Yule has also paid special attention to the ways that a soldiers’ military service can affect their children, through birth defects resulting from exposure to Agent Orange and other chemicals, as well as intergenerational trauma. Awareness about the lower physical and mental health outcomes among children of veterans has resulted from a range of official and independent studies, including the Department of Veterans’ Affairs (DVA) 2014 Vietnam Veterans Family Study. The Long Shadow considers these findings in a historical context, incorporating the voices of those affected.
While Yule acknowledges the tremendous gains made by physically and psychologically wounded veterans in recent decades, he carefully uses their words, and actions of significant advocate groups, including the Vietnam Veterans Association of Australia (VVAA) and Vietnam Veterans Federation (VVF), to demonstrate that although much official acknowledgement of war’s long-term medical impacts has occurred, there is still some way to go to provide justice to all veterans. Unlike past accounts, it does not position political authorities, such as the DVA, as the voice of reason in opposition to a mob of unruly veterans, instead paying careful attention to the voices and concerns of all parties, carefully exploring the tensions between them.
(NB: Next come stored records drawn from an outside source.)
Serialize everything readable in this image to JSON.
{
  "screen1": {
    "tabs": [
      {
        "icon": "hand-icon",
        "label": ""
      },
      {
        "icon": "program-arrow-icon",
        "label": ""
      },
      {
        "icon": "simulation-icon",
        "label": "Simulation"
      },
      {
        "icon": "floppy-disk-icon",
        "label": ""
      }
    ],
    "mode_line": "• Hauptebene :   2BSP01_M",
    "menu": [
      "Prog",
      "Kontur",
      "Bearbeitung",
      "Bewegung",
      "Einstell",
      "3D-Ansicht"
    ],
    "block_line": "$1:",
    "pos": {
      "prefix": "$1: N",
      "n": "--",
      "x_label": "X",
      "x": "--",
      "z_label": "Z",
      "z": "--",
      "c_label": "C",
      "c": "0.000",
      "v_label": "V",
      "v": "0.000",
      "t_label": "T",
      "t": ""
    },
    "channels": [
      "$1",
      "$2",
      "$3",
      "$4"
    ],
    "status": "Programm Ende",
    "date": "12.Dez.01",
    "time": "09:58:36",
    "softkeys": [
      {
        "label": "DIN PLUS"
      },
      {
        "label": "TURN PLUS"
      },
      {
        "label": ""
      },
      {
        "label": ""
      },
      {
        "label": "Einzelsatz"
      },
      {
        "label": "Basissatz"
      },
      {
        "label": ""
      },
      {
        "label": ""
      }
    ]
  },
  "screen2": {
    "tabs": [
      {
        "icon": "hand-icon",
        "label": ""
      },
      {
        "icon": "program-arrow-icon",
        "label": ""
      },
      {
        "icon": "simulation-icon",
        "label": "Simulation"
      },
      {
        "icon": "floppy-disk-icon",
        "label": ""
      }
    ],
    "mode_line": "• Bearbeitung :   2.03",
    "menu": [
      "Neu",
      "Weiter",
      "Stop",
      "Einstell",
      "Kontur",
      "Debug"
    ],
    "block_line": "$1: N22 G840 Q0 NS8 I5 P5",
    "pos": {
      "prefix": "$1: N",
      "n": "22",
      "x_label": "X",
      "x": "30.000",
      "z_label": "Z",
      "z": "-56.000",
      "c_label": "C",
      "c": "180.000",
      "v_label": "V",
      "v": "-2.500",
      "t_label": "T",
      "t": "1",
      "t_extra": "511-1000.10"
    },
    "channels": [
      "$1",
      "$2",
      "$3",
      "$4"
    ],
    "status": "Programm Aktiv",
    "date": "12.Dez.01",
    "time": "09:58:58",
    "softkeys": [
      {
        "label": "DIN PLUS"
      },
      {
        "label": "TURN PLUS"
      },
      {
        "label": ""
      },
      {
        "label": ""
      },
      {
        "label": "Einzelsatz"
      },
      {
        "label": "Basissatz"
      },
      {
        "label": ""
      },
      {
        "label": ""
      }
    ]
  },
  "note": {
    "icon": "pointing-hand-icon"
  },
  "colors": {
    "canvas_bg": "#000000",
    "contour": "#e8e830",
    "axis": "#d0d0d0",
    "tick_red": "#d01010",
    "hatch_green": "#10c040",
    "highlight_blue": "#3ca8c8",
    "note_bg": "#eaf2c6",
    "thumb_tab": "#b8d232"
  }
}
The most important contribution of The Long Shadow to the historiography of the Australian experience of the Vietnam War is its detailed account of the Agent Orange dispute from the 1970s until the present. Yule, aided by the specialist medical expertise of epidemiologist Dr Michael Fett, carefully considers Australian and international research about chemical exposure in Vietnam, providing notable detail of specific chemicals used and their individual short and long-term effects on soldiers’ bodies. He balances the often conflicting research that has connected Agent Orange to the increasing incidence of miscarriage and birth defects with soldiers’ personal accounts of distress upon realizing the medical impacts of their military service on family members.
Importantly, he directly rejects the results of the 1985 Evatt Royal Commission which, despite receiving thousands of submissions by veterans, largely echoed the words of political authorities and directly used passages of the Monsanto chemical company’s submission in its final report, results that were largely reproduced in the third volume of the official history, Medicine at War: Medical Aspects of Australia’s Involvement in Southeast Asia 1950-1972 (O’Keefe, with Smith, 1994). Yule clearly shows that official recognition of PTSD and other psychiatric conditions among soldiers occurred at the expense of any willingness within DVA to attribute veteran illness or disablement to Agent Orange and other chemicals, particularly in connection with cancer and birth defects in veterans’ children.
The Long Shadow: Australia’s Vietnam Veterans Since the War has decisively shown that military experience in Vietnam resulted in a unique set of physical and psychological impacts on veterans and their families, distinct from those emerging after the world wars. Yule has used these findings to draw attention to the ethics of Australian military commitment to foreign conflicts, boldly stating: ‘if we cannot afford to be generous to servicemen and women who returned damaged by war, then it is utterly wrong to send then to fight in civil wars in distant lands when there is no direct threat to Australia’ (p. 566). The respect paid to veterans’ voices in The Long Shadow confirms their power in truth-telling about the long-term consequences of past military ventures. It is hoped that now, given worsening mental health outcomes for soldiers, these truths are reflected within future systems of care for Australia’s veterans.